#### Records shown

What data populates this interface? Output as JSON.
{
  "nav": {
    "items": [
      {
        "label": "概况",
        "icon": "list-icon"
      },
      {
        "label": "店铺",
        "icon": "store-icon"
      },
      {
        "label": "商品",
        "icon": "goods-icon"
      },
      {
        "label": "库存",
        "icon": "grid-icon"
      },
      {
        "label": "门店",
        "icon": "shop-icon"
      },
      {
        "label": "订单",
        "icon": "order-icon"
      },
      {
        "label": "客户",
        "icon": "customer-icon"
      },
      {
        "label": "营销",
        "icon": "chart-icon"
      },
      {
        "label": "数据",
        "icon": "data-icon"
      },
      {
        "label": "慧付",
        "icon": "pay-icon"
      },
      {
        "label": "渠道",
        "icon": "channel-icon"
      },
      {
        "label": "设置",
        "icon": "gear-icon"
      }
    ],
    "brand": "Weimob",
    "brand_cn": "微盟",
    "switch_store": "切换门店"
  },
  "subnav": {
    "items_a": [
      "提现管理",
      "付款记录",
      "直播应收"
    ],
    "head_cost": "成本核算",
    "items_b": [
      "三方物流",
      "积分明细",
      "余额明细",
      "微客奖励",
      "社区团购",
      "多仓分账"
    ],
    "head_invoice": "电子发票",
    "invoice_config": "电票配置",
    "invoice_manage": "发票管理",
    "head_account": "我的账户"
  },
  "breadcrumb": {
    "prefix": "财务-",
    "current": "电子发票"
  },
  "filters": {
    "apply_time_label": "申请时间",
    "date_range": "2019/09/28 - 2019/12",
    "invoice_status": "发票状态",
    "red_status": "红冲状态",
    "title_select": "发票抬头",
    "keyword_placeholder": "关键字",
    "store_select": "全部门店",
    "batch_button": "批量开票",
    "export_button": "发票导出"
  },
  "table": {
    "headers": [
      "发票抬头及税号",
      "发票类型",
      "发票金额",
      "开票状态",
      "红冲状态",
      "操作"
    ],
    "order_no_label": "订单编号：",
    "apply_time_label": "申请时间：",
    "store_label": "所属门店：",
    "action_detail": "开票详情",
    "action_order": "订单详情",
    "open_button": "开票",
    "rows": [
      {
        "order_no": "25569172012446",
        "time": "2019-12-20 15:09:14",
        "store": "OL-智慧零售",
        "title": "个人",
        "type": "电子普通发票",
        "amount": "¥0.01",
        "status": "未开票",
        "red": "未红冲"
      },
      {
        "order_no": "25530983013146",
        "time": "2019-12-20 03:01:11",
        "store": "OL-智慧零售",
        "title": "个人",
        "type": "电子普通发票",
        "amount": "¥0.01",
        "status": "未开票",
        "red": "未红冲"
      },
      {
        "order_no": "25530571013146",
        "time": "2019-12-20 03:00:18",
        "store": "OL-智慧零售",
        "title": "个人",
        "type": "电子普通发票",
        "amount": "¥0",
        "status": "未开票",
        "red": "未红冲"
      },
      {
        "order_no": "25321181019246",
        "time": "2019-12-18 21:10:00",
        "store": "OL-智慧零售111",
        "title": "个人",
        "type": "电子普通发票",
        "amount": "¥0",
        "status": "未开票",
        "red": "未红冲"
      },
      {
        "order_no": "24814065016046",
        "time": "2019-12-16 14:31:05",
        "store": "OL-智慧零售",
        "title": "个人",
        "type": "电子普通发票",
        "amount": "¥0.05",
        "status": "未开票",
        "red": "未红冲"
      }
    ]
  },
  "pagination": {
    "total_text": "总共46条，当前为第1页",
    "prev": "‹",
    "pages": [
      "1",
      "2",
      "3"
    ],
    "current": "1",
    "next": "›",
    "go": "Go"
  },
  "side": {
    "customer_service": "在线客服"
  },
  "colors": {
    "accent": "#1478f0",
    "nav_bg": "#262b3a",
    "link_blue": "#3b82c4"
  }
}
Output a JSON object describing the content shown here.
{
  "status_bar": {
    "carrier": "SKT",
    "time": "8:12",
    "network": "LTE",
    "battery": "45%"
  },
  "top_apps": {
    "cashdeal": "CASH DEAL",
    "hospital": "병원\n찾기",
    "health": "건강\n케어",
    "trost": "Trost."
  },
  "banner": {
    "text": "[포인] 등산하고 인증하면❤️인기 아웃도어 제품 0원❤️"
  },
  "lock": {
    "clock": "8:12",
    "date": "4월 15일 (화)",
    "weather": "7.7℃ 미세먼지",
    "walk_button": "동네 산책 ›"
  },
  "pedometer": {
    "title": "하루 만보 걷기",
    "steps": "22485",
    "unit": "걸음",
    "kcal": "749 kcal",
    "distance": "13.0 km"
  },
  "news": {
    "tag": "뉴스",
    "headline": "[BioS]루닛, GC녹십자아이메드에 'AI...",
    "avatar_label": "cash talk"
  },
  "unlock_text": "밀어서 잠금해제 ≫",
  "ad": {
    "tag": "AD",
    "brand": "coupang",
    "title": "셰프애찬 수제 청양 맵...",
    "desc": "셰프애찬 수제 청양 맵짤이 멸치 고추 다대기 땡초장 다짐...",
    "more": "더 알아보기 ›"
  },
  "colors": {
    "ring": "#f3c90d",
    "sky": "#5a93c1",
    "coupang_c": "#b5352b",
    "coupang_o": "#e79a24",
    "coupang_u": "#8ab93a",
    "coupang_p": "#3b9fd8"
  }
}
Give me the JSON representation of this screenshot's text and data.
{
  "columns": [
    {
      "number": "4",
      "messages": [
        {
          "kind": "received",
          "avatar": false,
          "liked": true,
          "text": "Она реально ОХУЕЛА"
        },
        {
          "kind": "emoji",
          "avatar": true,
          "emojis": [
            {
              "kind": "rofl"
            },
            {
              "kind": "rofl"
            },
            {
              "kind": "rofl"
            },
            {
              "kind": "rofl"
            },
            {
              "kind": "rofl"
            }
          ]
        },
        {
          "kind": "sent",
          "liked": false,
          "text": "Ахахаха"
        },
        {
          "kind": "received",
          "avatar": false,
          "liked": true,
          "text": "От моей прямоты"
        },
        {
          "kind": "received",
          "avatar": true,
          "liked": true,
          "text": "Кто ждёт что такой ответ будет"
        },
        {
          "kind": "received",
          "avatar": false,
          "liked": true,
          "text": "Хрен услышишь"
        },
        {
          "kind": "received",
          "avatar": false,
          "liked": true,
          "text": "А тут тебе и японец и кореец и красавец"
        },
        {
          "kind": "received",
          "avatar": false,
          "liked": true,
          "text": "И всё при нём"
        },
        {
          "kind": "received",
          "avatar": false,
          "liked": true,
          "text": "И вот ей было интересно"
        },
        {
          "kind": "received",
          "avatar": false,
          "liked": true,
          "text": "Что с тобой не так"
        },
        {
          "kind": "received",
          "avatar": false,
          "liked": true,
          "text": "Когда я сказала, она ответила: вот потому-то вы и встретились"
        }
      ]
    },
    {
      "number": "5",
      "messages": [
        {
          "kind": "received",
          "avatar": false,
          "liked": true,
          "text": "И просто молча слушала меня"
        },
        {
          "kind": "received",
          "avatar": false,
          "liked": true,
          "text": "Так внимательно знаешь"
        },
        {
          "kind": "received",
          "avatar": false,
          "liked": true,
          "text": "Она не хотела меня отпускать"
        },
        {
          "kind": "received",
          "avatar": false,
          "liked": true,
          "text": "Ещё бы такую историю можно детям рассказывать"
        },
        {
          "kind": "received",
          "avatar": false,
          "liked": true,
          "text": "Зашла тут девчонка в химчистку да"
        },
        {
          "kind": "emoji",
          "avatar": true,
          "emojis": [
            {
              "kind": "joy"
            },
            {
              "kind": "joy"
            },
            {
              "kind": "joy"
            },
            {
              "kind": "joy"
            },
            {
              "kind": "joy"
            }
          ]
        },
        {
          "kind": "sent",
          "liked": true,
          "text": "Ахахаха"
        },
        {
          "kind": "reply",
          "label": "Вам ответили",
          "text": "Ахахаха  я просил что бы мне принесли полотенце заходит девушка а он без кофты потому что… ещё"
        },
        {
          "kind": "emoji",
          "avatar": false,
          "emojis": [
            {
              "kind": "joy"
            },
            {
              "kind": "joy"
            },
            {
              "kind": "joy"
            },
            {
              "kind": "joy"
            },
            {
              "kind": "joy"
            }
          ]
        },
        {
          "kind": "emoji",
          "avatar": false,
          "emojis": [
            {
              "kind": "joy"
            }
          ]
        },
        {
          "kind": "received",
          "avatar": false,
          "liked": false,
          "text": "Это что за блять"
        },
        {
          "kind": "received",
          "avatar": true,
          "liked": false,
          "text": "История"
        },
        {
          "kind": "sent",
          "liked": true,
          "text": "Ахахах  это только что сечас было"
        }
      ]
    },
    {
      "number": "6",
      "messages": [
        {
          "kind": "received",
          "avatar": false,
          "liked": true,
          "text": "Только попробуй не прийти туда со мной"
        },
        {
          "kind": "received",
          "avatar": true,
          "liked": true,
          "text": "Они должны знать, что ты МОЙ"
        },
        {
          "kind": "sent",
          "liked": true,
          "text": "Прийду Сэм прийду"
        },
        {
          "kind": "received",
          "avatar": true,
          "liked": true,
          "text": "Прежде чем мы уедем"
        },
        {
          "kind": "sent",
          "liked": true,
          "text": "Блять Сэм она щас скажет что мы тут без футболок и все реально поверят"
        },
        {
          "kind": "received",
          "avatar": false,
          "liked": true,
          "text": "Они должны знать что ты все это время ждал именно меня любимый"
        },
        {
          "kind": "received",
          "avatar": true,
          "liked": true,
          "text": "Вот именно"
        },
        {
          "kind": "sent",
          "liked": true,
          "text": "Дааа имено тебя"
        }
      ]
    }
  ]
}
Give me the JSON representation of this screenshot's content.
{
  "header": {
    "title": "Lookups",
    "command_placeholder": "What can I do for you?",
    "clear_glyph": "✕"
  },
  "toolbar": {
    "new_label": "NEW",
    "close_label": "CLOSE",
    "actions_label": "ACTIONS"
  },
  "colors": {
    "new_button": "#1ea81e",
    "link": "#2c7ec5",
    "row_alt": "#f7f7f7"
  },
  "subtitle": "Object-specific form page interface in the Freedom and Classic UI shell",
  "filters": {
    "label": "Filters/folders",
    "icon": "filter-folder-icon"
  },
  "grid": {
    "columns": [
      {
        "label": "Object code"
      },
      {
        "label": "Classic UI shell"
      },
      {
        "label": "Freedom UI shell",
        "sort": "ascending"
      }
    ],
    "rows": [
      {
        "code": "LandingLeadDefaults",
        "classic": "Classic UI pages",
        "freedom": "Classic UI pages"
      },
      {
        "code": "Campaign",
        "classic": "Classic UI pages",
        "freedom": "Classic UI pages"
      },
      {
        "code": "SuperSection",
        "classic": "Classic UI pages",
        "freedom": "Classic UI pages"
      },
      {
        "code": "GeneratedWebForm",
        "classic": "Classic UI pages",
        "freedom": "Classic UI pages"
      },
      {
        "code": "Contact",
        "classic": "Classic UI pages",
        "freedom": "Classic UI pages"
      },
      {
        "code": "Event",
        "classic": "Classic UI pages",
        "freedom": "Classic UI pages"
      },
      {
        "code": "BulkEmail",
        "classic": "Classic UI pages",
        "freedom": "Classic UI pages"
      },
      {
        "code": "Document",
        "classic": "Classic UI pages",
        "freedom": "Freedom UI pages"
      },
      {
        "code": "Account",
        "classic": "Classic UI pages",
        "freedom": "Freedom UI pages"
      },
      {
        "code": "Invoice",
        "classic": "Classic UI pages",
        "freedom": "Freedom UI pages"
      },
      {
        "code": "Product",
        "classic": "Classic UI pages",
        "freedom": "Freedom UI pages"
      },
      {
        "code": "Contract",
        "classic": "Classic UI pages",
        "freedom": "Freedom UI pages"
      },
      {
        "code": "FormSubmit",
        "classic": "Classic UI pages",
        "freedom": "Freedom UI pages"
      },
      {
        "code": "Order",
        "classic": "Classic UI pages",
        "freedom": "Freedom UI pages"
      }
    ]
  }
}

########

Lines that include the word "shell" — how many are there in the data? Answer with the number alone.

* [Output for this task]:
3